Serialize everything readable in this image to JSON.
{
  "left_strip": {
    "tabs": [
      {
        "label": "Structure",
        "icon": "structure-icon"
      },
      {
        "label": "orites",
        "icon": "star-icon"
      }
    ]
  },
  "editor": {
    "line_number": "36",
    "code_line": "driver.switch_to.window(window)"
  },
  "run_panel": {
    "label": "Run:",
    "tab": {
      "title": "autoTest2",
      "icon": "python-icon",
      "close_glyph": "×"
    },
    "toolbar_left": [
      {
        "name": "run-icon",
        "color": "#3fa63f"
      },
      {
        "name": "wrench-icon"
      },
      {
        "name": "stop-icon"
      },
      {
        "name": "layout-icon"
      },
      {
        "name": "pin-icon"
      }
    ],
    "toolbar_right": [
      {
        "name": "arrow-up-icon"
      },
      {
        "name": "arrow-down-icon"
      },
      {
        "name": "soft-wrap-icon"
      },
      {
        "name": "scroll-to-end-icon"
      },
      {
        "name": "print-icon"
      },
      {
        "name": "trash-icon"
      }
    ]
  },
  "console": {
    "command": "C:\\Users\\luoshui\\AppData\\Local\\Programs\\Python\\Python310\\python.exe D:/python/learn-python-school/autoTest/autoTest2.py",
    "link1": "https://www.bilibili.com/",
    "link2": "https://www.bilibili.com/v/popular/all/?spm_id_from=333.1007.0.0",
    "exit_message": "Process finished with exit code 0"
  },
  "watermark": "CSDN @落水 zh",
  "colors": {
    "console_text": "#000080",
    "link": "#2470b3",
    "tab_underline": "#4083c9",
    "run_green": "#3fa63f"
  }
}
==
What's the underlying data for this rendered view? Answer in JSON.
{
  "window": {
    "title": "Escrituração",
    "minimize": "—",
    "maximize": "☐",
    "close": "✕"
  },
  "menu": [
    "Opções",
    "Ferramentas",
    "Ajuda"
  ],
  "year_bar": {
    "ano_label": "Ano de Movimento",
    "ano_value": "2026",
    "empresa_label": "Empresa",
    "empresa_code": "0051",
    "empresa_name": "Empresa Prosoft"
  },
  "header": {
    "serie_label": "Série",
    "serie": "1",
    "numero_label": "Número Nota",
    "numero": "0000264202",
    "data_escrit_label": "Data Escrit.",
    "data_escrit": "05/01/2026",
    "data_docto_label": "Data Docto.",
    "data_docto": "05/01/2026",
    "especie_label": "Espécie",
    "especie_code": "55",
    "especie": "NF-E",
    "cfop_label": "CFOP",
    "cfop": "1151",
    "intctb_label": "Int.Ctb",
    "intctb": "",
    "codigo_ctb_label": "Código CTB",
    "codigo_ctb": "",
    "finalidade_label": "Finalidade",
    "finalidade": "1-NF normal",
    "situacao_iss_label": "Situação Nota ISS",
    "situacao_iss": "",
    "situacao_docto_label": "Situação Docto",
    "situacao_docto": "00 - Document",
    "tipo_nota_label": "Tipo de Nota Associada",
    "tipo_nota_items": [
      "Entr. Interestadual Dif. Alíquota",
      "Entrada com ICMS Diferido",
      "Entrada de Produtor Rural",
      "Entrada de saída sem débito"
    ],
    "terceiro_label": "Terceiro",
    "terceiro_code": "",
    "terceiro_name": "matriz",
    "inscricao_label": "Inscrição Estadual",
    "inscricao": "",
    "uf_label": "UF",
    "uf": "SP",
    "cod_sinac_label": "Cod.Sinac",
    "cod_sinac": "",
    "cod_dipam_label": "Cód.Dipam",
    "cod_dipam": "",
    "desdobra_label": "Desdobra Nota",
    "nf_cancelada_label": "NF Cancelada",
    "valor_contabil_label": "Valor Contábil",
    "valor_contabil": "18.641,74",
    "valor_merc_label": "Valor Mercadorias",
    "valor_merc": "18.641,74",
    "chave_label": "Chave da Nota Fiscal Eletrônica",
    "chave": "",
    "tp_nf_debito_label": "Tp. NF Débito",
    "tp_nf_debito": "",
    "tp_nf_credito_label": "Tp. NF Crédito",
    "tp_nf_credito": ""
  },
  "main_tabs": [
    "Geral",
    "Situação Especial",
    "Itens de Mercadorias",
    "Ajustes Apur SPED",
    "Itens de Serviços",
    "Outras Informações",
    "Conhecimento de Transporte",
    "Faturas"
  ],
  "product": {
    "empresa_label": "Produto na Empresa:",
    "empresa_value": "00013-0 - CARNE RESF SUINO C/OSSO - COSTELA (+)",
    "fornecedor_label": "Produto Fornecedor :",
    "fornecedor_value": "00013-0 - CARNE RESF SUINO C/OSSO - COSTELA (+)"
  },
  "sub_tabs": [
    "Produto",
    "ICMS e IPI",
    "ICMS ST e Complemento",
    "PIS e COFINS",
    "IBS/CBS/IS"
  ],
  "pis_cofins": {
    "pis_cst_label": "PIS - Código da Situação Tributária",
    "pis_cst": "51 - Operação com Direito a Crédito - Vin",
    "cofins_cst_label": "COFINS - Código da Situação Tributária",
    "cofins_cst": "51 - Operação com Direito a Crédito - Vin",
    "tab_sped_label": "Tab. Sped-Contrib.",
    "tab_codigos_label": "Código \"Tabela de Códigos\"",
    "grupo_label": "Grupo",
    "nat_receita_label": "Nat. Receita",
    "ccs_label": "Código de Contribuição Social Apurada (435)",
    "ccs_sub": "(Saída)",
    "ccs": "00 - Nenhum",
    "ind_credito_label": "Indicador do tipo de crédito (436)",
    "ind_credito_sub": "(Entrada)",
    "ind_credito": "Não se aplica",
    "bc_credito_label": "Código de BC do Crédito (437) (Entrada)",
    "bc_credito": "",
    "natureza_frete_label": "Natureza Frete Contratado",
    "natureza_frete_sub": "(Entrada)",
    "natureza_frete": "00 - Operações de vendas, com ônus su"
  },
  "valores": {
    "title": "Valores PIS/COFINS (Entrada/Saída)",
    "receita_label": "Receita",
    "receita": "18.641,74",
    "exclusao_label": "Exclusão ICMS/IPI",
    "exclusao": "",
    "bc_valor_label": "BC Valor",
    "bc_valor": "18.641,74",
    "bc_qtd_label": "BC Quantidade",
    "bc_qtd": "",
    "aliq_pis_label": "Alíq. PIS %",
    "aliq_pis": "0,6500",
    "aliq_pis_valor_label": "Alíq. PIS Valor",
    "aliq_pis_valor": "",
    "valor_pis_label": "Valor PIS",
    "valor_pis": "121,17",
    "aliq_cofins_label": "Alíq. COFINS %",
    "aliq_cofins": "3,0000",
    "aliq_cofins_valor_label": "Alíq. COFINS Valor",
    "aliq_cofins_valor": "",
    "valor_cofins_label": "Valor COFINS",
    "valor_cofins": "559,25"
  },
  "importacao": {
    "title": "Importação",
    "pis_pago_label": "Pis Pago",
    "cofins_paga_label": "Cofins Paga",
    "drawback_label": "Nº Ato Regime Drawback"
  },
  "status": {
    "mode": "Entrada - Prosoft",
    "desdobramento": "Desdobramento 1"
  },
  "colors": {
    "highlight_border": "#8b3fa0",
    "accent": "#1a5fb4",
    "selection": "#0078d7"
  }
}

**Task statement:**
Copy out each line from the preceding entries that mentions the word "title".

**Reply to the task:**
      "title": "autoTest2",
    "title": "Escrituração",
    "title": "Valores PIS/COFINS (Entrada/Saída)",
    "title": "Importação",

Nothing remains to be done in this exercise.